**Stored data**
= = = = = = =

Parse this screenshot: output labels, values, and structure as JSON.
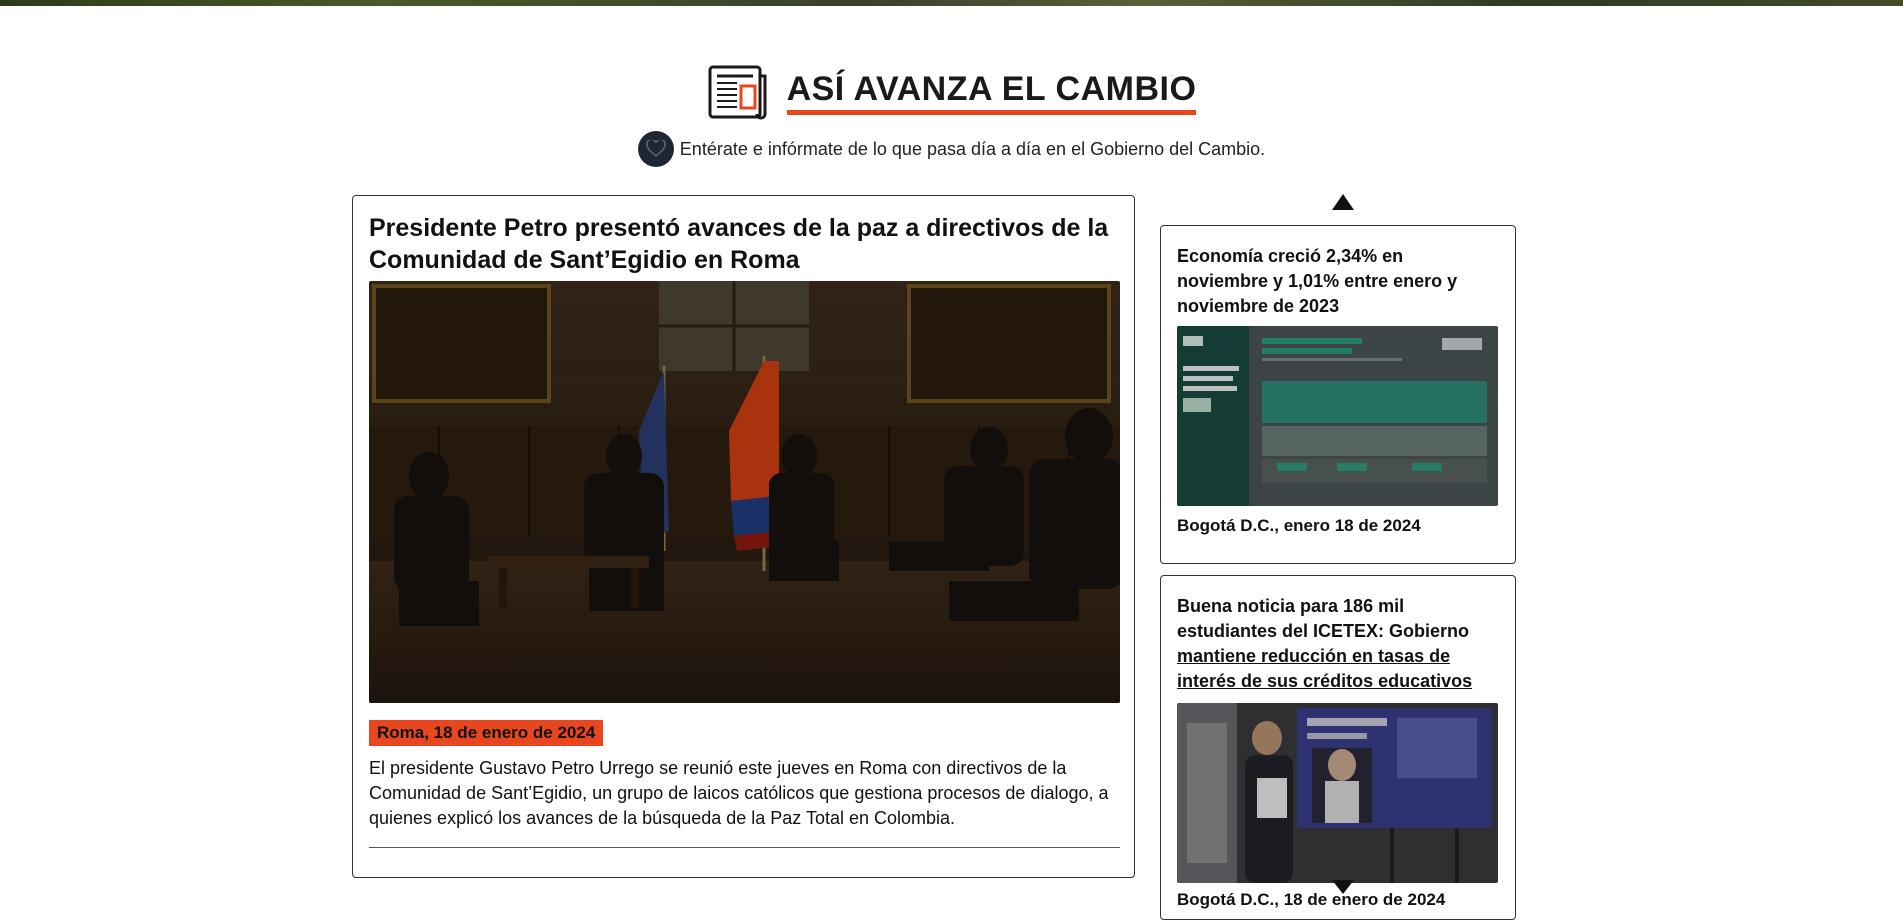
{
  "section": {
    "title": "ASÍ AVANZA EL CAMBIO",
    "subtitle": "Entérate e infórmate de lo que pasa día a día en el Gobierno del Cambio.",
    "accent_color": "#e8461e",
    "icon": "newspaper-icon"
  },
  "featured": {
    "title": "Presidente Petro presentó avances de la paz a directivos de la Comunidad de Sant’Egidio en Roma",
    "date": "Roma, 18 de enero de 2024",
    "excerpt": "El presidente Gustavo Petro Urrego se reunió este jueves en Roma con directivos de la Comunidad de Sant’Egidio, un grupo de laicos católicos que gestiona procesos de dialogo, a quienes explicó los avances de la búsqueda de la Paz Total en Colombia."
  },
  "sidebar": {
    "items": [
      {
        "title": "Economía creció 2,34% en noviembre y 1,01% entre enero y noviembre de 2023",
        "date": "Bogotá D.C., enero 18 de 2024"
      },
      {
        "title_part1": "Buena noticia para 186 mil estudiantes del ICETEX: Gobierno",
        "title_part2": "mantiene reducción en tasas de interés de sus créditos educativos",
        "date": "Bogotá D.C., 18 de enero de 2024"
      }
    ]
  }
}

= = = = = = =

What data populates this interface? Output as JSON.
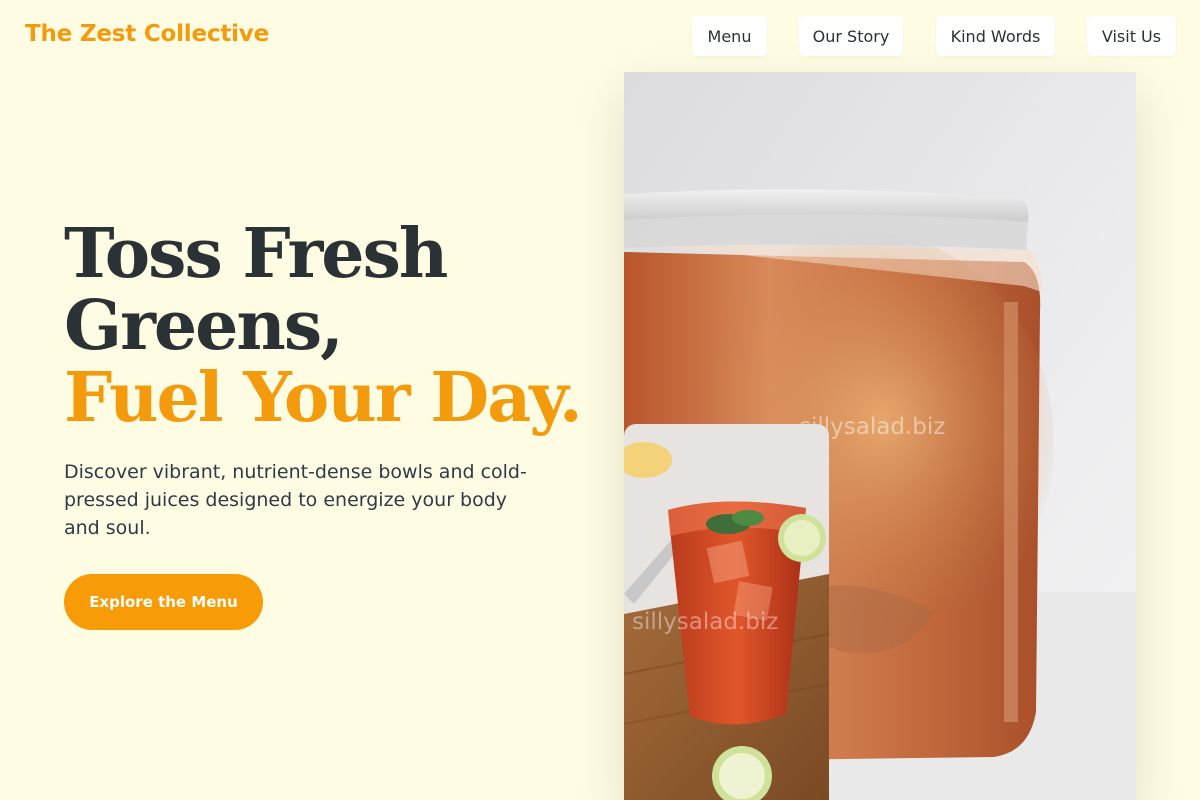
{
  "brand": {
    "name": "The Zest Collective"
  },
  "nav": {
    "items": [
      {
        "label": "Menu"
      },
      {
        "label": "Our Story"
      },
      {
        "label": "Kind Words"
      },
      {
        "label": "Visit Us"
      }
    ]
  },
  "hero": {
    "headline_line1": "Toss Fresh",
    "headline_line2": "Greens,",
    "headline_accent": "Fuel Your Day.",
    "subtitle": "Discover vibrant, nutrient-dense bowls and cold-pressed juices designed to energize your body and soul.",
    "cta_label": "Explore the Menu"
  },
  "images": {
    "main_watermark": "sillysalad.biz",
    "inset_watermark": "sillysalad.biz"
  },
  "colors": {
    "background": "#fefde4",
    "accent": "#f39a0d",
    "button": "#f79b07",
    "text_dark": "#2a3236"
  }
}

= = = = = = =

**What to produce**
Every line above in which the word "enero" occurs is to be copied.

**Solution**
    "date": "Roma, 18 de enero de 2024",
        "title": "Economía creció 2,34% en noviembre y 1,01% entre enero y noviembre de 2023",
        "date": "Bogotá D.C., enero 18 de 2024"
        "date": "Bogotá D.C., 18 de enero de 2024"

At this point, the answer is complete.